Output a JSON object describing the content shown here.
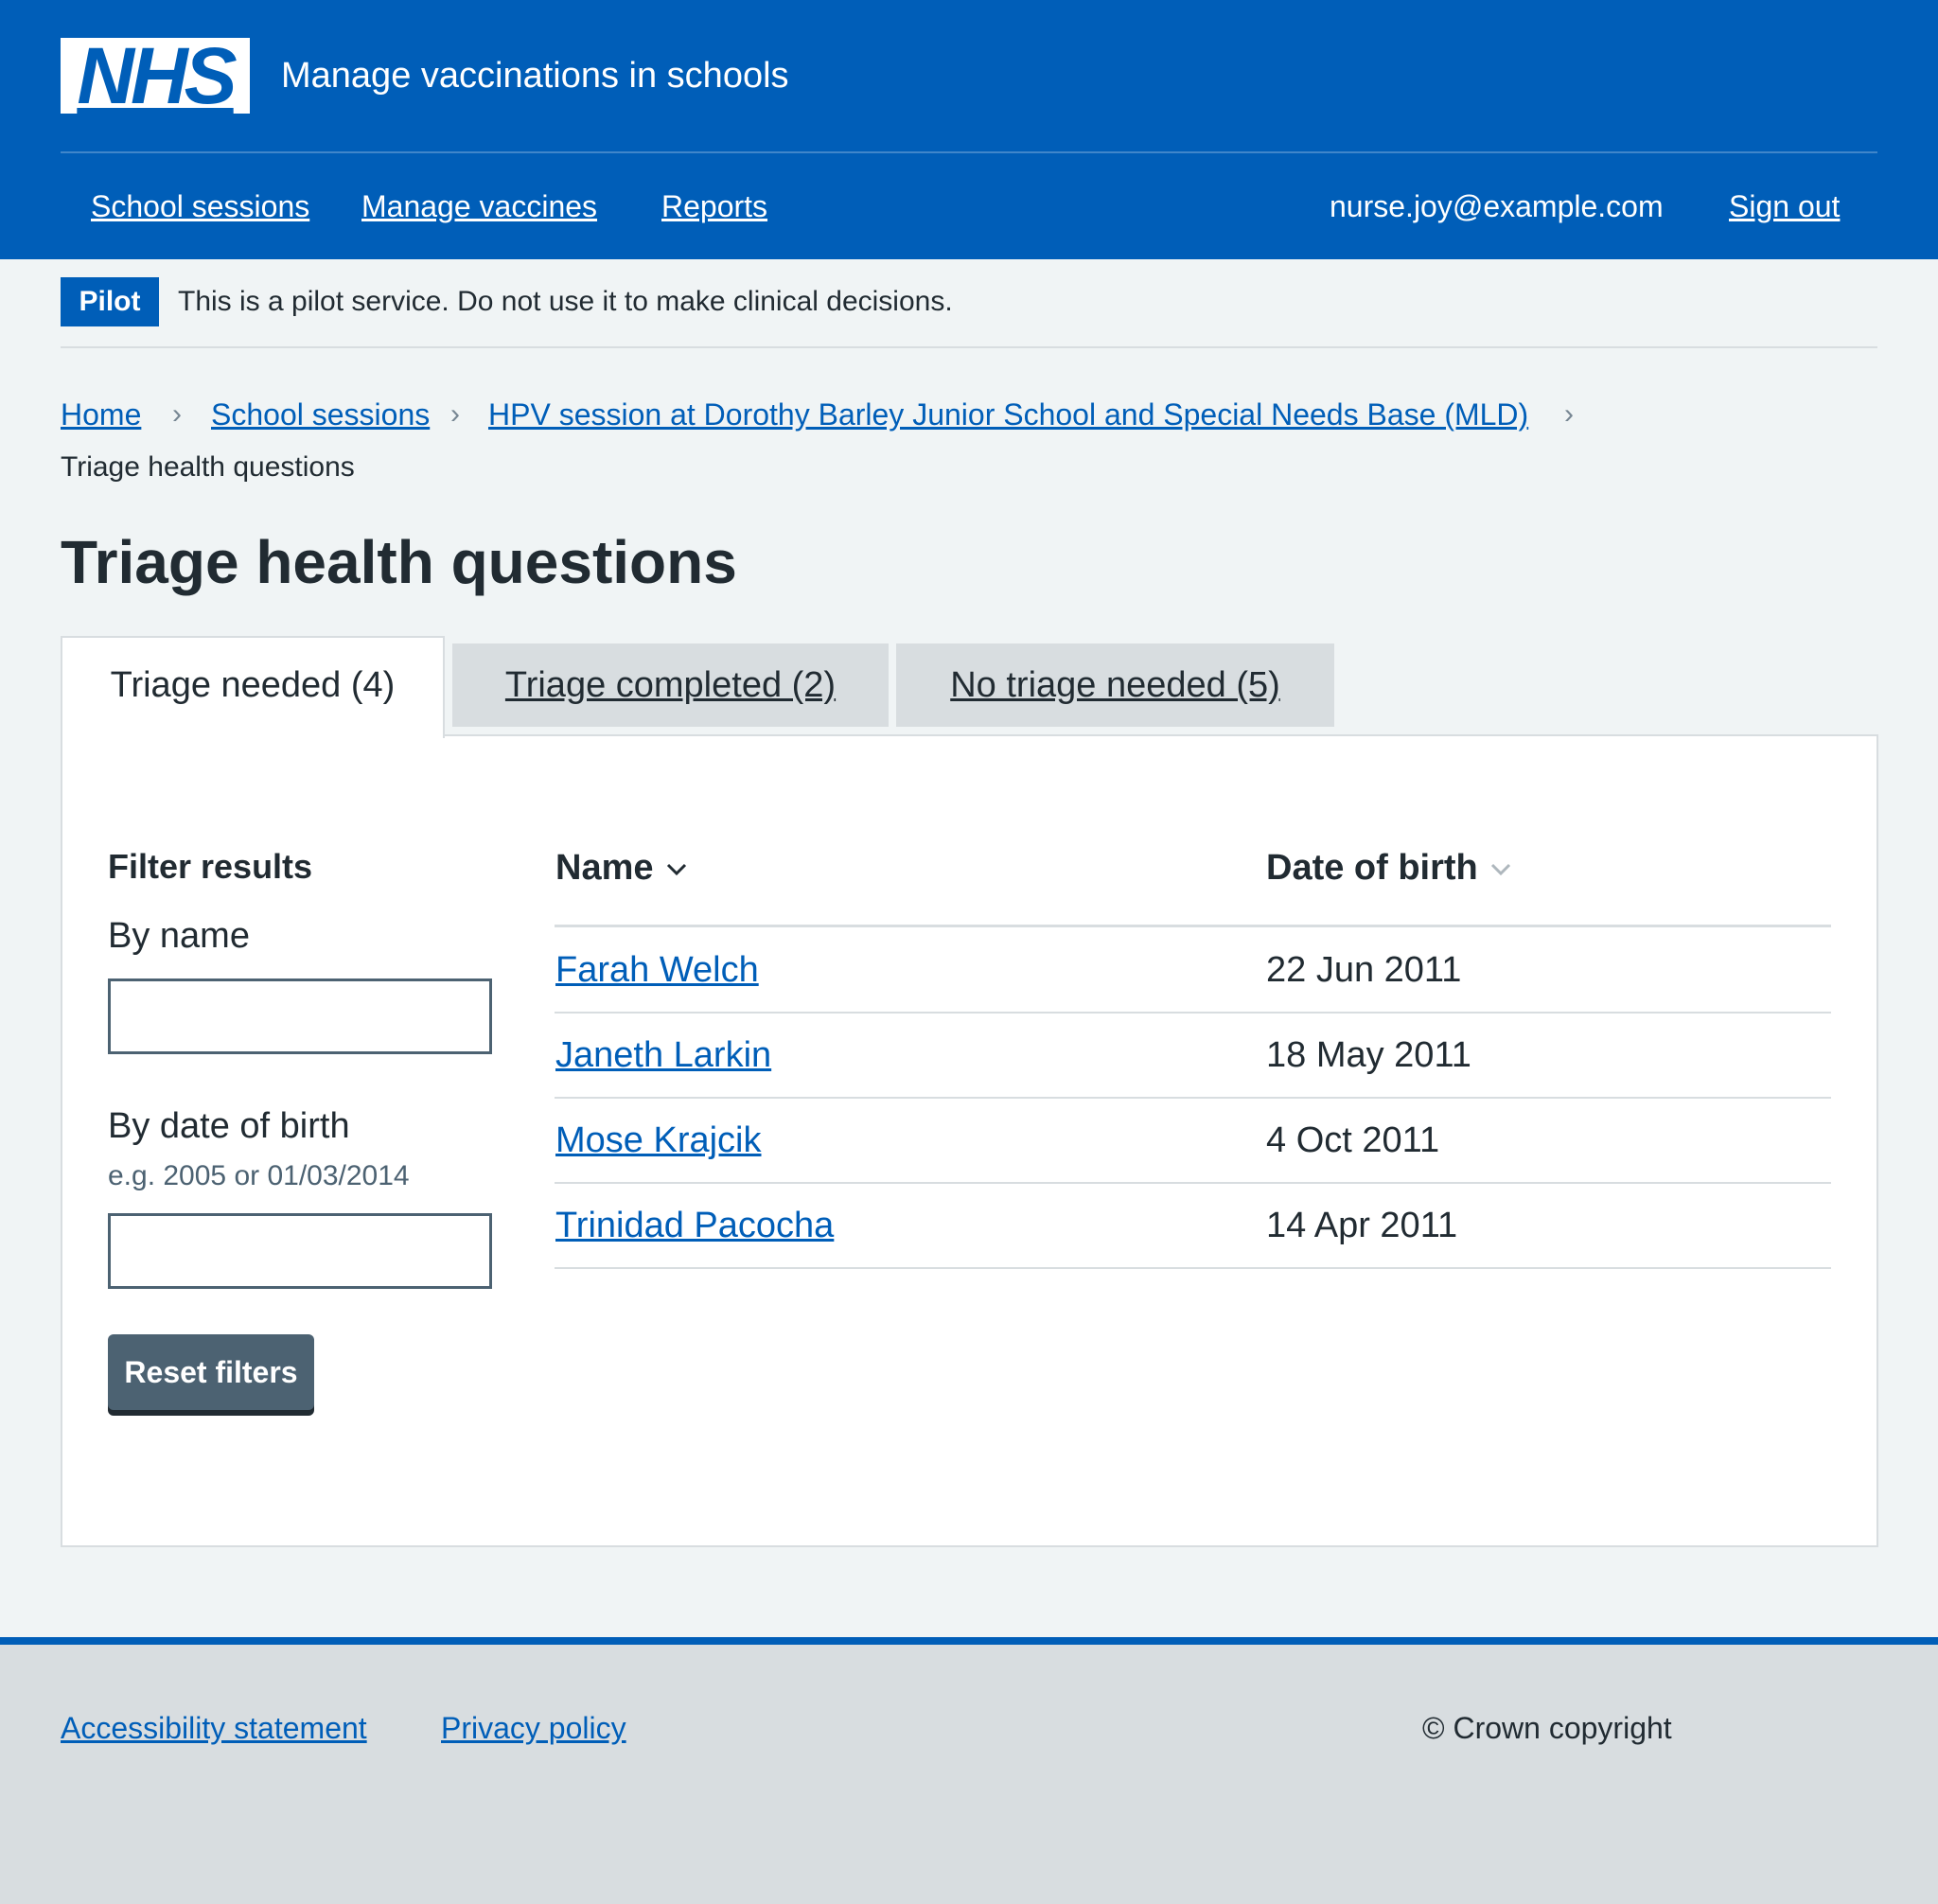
{
  "header": {
    "logo_text": "NHS",
    "service_name": "Manage vaccinations in schools",
    "nav": [
      "School sessions",
      "Manage vaccines",
      "Reports"
    ],
    "account_email": "nurse.joy@example.com",
    "sign_out": "Sign out"
  },
  "pilot": {
    "tag": "Pilot",
    "message": "This is a pilot service. Do not use it to make clinical decisions."
  },
  "breadcrumb": {
    "items": [
      "Home",
      "School sessions",
      "HPV session at Dorothy Barley Junior School and Special Needs Base (MLD)"
    ],
    "current": "Triage health questions"
  },
  "page_title": "Triage health questions",
  "tabs": [
    {
      "label": "Triage needed (4)",
      "active": true
    },
    {
      "label": "Triage completed (2)",
      "active": false
    },
    {
      "label": "No triage needed (5)",
      "active": false
    }
  ],
  "filters": {
    "title": "Filter results",
    "by_name_label": "By name",
    "by_name_value": "",
    "by_dob_label": "By date of birth",
    "by_dob_hint": "e.g. 2005 or 01/03/2014",
    "by_dob_value": "",
    "reset_label": "Reset filters"
  },
  "table": {
    "columns": [
      "Name",
      "Date of birth"
    ],
    "rows": [
      {
        "name": "Farah Welch",
        "dob": "22 Jun 2011"
      },
      {
        "name": "Janeth Larkin",
        "dob": "18 May 2011"
      },
      {
        "name": "Mose Krajcik",
        "dob": "4 Oct 2011"
      },
      {
        "name": "Trinidad Pacocha",
        "dob": "14 Apr 2011"
      }
    ]
  },
  "footer": {
    "links": [
      "Accessibility statement",
      "Privacy policy"
    ],
    "copyright": "© Crown copyright"
  },
  "colors": {
    "nhs_blue": "#005eb8",
    "background": "#f0f4f5",
    "text": "#212b32",
    "secondary_button": "#4c6272",
    "border_grey": "#d8dde0"
  }
}
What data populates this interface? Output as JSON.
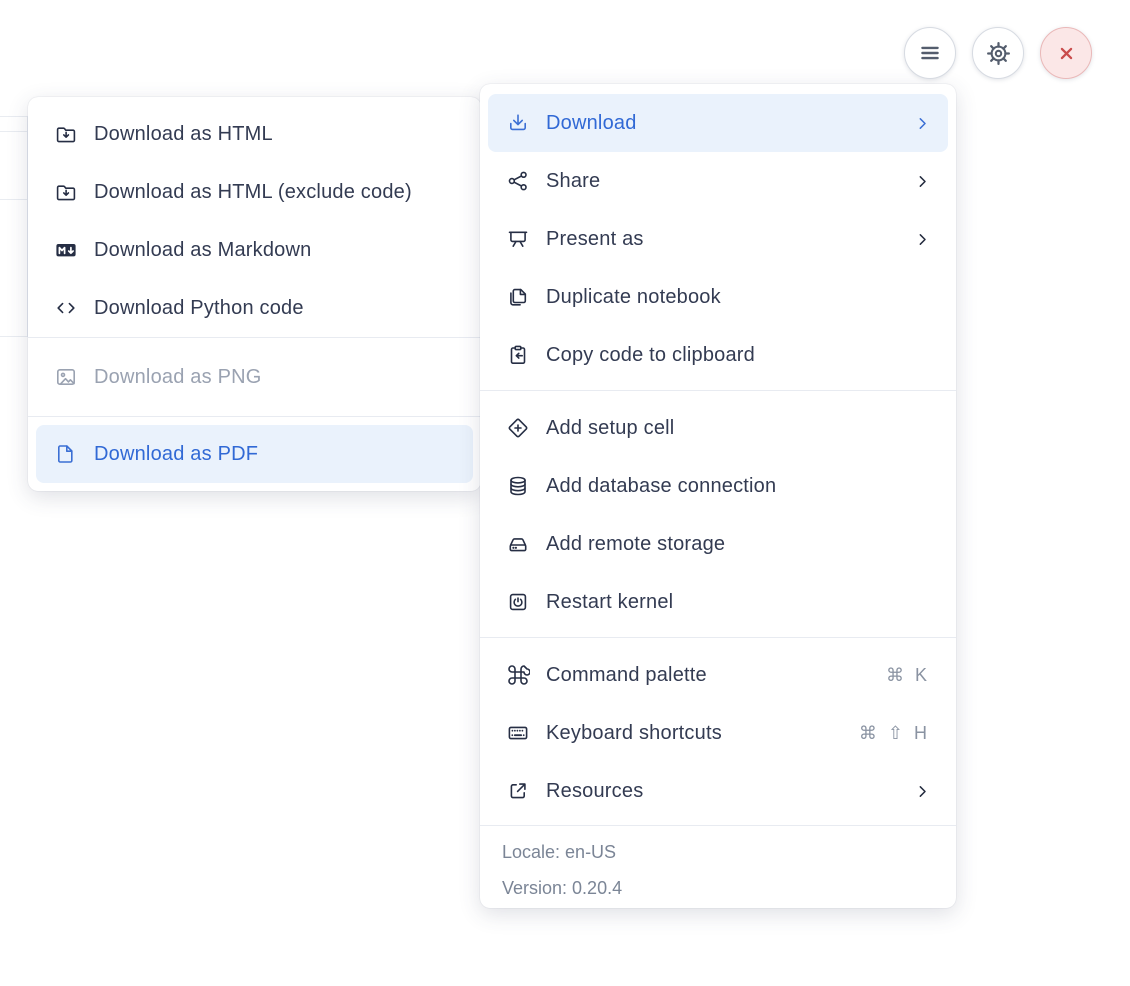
{
  "colors": {
    "accent": "#3169d5",
    "accent_highlight_bg": "#eaf2fc",
    "danger": "#c94c4c",
    "danger_bg": "#fbe7e7",
    "text": "#333b52",
    "disabled_text": "#9aa2b1",
    "footer_text": "#7b8596"
  },
  "topbar": {
    "buttons": [
      {
        "id": "menu",
        "icon": "hamburger-icon"
      },
      {
        "id": "settings",
        "icon": "gear-icon"
      },
      {
        "id": "close",
        "icon": "close-icon"
      }
    ]
  },
  "download_submenu": {
    "sections": [
      {
        "items": [
          {
            "label": "Download as HTML",
            "icon": "folder-download-icon"
          },
          {
            "label": "Download as HTML (exclude code)",
            "icon": "folder-download-icon"
          },
          {
            "label": "Download as Markdown",
            "icon": "markdown-icon"
          },
          {
            "label": "Download Python code",
            "icon": "code-icon"
          }
        ]
      },
      {
        "items": [
          {
            "label": "Download as PNG",
            "icon": "image-icon",
            "state": "disabled"
          }
        ]
      },
      {
        "items": [
          {
            "label": "Download as PDF",
            "icon": "file-icon",
            "state": "highlighted"
          }
        ]
      }
    ]
  },
  "main_menu": {
    "sections": [
      {
        "items": [
          {
            "label": "Download",
            "icon": "download-icon",
            "chevron": true,
            "state": "highlighted"
          },
          {
            "label": "Share",
            "icon": "share-icon",
            "chevron": true
          },
          {
            "label": "Present as",
            "icon": "presentation-icon",
            "chevron": true
          },
          {
            "label": "Duplicate notebook",
            "icon": "duplicate-icon"
          },
          {
            "label": "Copy code to clipboard",
            "icon": "clipboard-icon"
          }
        ]
      },
      {
        "items": [
          {
            "label": "Add setup cell",
            "icon": "diamond-plus-icon"
          },
          {
            "label": "Add database connection",
            "icon": "database-icon"
          },
          {
            "label": "Add remote storage",
            "icon": "storage-icon"
          },
          {
            "label": "Restart kernel",
            "icon": "restart-icon"
          }
        ]
      },
      {
        "items": [
          {
            "label": "Command palette",
            "icon": "command-icon",
            "shortcut": "⌘ K"
          },
          {
            "label": "Keyboard shortcuts",
            "icon": "keyboard-icon",
            "shortcut": "⌘ ⇧ H"
          },
          {
            "label": "Resources",
            "icon": "external-link-icon",
            "chevron": true
          }
        ]
      }
    ],
    "footer": {
      "locale": "Locale: en-US",
      "version": "Version: 0.20.4"
    }
  }
}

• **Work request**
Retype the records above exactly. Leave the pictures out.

• **Response area**
Output a JSON object describing the content shown here.
{
  "header": {
    "logo_text": "NHS",
    "service_name": "Manage vaccinations in schools",
    "nav": [
      "School sessions",
      "Manage vaccines",
      "Reports"
    ],
    "account_email": "nurse.joy@example.com",
    "sign_out": "Sign out"
  },
  "pilot": {
    "tag": "Pilot",
    "message": "This is a pilot service. Do not use it to make clinical decisions."
  },
  "breadcrumb": {
    "items": [
      "Home",
      "School sessions",
      "HPV session at Dorothy Barley Junior School and Special Needs Base (MLD)"
    ],
    "current": "Triage health questions"
  },
  "page_title": "Triage health questions",
  "tabs": [
    {
      "label": "Triage needed (4)",
      "active": true
    },
    {
      "label": "Triage completed (2)",
      "active": false
    },
    {
      "label": "No triage needed (5)",
      "active": false
    }
  ],
  "filters": {
    "title": "Filter results",
    "by_name_label": "By name",
    "by_name_value": "",
    "by_dob_label": "By date of birth",
    "by_dob_hint": "e.g. 2005 or 01/03/2014",
    "by_dob_value": "",
    "reset_label": "Reset filters"
  },
  "table": {
    "columns": [
      "Name",
      "Date of birth"
    ],
    "rows": [
      {
        "name": "Farah Welch",
        "dob": "22 Jun 2011"
      },
      {
        "name": "Janeth Larkin",
        "dob": "18 May 2011"
      },
      {
        "name": "Mose Krajcik",
        "dob": "4 Oct 2011"
      },
      {
        "name": "Trinidad Pacocha",
        "dob": "14 Apr 2011"
      }
    ]
  },
  "footer": {
    "links": [
      "Accessibility statement",
      "Privacy policy"
    ],
    "copyright": "© Crown copyright"
  },
  "colors": {
    "nhs_blue": "#005eb8",
    "background": "#f0f4f5",
    "text": "#212b32",
    "secondary_button": "#4c6272",
    "border_grey": "#d8dde0"
  }
}
What data populates this interface? Output as JSON.
{
  "colors": {
    "accent": "#3169d5",
    "accent_highlight_bg": "#eaf2fc",
    "danger": "#c94c4c",
    "danger_bg": "#fbe7e7",
    "text": "#333b52",
    "disabled_text": "#9aa2b1",
    "footer_text": "#7b8596"
  },
  "topbar": {
    "buttons": [
      {
        "id": "menu",
        "icon": "hamburger-icon"
      },
      {
        "id": "settings",
        "icon": "gear-icon"
      },
      {
        "id": "close",
        "icon": "close-icon"
      }
    ]
  },
  "download_submenu": {
    "sections": [
      {
        "items": [
          {
            "label": "Download as HTML",
            "icon": "folder-download-icon"
          },
          {
            "label": "Download as HTML (exclude code)",
            "icon": "folder-download-icon"
          },
          {
            "label": "Download as Markdown",
            "icon": "markdown-icon"
          },
          {
            "label": "Download Python code",
            "icon": "code-icon"
          }
        ]
      },
      {
        "items": [
          {
            "label": "Download as PNG",
            "icon": "image-icon",
            "state": "disabled"
          }
        ]
      },
      {
        "items": [
          {
            "label": "Download as PDF",
            "icon": "file-icon",
            "state": "highlighted"
          }
        ]
      }
    ]
  },
  "main_menu": {
    "sections": [
      {
        "items": [
          {
            "label": "Download",
            "icon": "download-icon",
            "chevron": true,
            "state": "highlighted"
          },
          {
            "label": "Share",
            "icon": "share-icon",
            "chevron": true
          },
          {
            "label": "Present as",
            "icon": "presentation-icon",
            "chevron": true
          },
          {
            "label": "Duplicate notebook",
            "icon": "duplicate-icon"
          },
          {
            "label": "Copy code to clipboard",
            "icon": "clipboard-icon"
          }
        ]
      },
      {
        "items": [
          {
            "label": "Add setup cell",
            "icon": "diamond-plus-icon"
          },
          {
            "label": "Add database connection",
            "icon": "database-icon"
          },
          {
            "label": "Add remote storage",
            "icon": "storage-icon"
          },
          {
            "label": "Restart kernel",
            "icon": "restart-icon"
          }
        ]
      },
      {
        "items": [
          {
            "label": "Command palette",
            "icon": "command-icon",
            "shortcut": "⌘ K"
          },
          {
            "label": "Keyboard shortcuts",
            "icon": "keyboard-icon",
            "shortcut": "⌘ ⇧ H"
          },
          {
            "label": "Resources",
            "icon": "external-link-icon",
            "chevron": true
          }
        ]
      }
    ],
    "footer": {
      "locale": "Locale: en-US",
      "version": "Version: 0.20.4"
    }
  }
}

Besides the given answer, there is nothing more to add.